▼

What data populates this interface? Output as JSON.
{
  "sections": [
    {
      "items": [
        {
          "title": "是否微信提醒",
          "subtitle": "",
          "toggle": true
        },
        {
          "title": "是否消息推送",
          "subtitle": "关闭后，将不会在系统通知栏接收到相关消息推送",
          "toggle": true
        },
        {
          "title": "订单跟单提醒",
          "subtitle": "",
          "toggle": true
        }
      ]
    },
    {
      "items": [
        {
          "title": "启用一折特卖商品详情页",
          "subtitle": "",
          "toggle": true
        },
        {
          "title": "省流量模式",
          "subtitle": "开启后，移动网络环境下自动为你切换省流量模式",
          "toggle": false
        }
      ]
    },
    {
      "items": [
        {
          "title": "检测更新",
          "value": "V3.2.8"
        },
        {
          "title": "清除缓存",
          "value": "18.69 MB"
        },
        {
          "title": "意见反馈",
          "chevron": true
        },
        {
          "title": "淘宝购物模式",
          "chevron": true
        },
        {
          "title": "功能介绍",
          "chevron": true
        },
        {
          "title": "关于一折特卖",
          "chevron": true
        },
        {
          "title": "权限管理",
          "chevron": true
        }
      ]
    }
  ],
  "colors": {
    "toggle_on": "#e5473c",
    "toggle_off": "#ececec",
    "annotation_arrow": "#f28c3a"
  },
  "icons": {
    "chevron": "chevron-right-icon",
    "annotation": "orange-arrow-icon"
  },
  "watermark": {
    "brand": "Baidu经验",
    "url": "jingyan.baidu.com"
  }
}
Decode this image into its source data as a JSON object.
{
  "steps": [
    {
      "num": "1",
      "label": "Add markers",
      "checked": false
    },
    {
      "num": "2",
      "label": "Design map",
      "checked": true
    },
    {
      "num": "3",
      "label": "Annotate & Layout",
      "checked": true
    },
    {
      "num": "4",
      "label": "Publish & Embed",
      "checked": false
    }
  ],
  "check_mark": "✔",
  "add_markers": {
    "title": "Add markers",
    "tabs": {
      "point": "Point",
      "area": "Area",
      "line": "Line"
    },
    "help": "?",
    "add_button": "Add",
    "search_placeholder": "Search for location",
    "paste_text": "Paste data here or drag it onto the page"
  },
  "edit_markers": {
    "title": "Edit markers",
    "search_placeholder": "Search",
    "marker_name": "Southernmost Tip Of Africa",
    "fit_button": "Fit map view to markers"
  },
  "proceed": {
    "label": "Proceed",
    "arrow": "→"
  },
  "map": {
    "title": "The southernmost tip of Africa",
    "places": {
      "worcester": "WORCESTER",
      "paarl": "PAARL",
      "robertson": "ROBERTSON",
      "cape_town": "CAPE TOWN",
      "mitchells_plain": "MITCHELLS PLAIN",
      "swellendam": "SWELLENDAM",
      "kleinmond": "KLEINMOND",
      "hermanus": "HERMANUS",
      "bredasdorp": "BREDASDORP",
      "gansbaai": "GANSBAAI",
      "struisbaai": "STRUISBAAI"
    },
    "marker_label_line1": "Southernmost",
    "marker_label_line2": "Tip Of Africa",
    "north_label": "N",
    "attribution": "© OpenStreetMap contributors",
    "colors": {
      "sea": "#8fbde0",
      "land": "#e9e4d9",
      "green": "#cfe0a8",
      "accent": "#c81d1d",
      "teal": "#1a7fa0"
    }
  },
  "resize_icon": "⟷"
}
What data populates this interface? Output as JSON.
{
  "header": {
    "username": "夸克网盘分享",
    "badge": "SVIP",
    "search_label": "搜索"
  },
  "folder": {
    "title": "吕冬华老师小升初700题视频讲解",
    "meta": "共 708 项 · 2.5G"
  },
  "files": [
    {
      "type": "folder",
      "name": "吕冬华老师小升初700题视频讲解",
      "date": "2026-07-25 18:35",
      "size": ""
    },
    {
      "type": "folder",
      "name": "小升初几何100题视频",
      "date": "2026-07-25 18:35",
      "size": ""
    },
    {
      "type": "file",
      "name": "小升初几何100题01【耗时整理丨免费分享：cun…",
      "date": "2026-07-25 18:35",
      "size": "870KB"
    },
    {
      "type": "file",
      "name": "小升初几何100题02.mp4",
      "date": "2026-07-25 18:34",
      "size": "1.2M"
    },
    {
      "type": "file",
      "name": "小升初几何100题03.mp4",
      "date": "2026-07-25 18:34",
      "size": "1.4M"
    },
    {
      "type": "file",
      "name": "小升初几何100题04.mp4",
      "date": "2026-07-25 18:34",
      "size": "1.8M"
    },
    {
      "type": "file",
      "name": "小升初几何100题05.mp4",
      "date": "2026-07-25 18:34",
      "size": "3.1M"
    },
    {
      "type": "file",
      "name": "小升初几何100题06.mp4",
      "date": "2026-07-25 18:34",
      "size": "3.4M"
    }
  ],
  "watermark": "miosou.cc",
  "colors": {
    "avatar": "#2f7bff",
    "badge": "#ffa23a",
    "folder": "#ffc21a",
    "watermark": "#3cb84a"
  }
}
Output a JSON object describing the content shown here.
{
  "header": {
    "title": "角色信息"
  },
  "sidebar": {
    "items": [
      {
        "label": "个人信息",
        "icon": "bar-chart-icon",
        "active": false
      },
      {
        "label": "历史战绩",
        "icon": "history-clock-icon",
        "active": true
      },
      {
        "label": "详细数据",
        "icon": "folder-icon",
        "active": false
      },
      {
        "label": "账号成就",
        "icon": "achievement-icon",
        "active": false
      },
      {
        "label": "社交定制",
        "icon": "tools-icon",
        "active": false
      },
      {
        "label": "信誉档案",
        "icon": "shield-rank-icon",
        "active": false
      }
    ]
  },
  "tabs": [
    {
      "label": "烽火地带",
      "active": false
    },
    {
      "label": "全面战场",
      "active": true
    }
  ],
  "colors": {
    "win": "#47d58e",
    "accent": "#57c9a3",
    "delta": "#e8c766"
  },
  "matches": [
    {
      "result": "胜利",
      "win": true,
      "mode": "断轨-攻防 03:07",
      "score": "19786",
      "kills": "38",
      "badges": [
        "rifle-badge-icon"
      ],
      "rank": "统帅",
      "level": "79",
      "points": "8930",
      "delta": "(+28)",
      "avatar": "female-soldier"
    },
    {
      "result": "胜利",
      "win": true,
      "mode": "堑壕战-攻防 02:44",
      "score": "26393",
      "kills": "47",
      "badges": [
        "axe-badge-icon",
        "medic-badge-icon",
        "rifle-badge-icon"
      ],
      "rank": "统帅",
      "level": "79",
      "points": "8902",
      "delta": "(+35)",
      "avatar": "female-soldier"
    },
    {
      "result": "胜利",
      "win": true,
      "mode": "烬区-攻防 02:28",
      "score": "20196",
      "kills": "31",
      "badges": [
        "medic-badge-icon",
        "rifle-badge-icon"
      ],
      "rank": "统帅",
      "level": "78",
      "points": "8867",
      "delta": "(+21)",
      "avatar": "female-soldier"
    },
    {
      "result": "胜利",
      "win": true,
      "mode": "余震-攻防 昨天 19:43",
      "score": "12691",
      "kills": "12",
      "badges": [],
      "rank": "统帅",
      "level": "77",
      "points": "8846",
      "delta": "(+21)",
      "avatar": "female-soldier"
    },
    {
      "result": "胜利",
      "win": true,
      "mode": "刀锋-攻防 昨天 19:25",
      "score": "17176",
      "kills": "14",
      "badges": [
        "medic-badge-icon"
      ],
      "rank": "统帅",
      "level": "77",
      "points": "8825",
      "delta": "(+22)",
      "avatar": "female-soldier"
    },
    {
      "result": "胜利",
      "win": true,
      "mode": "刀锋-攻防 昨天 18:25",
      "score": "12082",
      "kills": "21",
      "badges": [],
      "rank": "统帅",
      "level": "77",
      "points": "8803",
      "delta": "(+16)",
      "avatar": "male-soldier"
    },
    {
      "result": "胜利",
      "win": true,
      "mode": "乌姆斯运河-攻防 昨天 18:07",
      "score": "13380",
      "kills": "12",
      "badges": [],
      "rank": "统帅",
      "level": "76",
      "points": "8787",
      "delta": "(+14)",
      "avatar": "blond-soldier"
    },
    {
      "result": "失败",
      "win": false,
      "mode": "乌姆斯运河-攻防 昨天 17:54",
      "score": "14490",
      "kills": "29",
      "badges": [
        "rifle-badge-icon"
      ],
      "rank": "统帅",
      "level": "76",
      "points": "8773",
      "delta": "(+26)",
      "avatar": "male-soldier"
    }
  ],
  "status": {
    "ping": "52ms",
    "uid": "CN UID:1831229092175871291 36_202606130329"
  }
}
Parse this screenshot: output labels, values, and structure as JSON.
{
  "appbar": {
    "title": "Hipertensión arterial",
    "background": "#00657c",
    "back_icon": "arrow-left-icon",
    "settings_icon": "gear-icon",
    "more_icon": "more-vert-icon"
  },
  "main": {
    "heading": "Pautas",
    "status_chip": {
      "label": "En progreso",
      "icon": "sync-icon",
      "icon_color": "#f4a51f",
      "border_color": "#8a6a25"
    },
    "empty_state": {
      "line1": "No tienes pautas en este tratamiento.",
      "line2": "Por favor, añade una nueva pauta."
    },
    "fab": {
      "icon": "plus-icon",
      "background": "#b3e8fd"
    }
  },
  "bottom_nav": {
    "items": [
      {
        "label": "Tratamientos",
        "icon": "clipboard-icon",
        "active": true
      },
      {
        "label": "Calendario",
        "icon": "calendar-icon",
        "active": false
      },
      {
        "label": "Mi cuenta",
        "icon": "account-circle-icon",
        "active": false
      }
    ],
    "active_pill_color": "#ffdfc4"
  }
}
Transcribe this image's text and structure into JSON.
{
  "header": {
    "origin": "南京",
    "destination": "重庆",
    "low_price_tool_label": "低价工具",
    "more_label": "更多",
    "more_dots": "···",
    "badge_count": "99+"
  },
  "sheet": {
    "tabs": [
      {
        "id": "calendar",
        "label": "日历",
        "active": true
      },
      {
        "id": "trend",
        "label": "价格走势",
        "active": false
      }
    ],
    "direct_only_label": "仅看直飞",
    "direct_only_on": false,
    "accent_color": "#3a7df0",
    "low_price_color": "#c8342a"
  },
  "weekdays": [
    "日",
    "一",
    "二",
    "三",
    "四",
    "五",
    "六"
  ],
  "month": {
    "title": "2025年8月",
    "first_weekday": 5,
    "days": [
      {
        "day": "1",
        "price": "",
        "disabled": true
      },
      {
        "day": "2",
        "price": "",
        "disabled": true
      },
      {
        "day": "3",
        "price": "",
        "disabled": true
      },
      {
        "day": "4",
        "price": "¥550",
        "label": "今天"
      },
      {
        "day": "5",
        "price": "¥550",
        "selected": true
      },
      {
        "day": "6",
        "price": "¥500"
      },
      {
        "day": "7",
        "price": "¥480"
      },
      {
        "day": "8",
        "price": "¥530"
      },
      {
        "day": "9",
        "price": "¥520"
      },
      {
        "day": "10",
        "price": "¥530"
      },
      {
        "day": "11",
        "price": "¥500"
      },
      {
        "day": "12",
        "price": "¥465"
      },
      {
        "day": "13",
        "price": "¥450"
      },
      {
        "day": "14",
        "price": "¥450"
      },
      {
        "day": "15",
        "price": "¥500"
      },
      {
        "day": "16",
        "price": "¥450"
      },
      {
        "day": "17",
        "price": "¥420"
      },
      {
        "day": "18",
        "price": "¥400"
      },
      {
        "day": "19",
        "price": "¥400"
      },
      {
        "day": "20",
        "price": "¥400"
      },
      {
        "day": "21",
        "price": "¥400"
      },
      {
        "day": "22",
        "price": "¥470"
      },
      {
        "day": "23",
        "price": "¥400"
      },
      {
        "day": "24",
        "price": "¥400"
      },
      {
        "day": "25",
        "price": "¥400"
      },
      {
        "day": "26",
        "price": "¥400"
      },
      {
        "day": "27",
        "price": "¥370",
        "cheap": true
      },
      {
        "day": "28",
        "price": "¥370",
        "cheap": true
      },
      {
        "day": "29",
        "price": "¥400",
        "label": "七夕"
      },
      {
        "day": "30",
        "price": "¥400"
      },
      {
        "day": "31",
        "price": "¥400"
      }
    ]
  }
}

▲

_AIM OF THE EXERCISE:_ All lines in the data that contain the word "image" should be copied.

_FINAL ANSWER:_
Decode this image into its source data as a JSON object.
Transcribe this image's text and structure into JSON.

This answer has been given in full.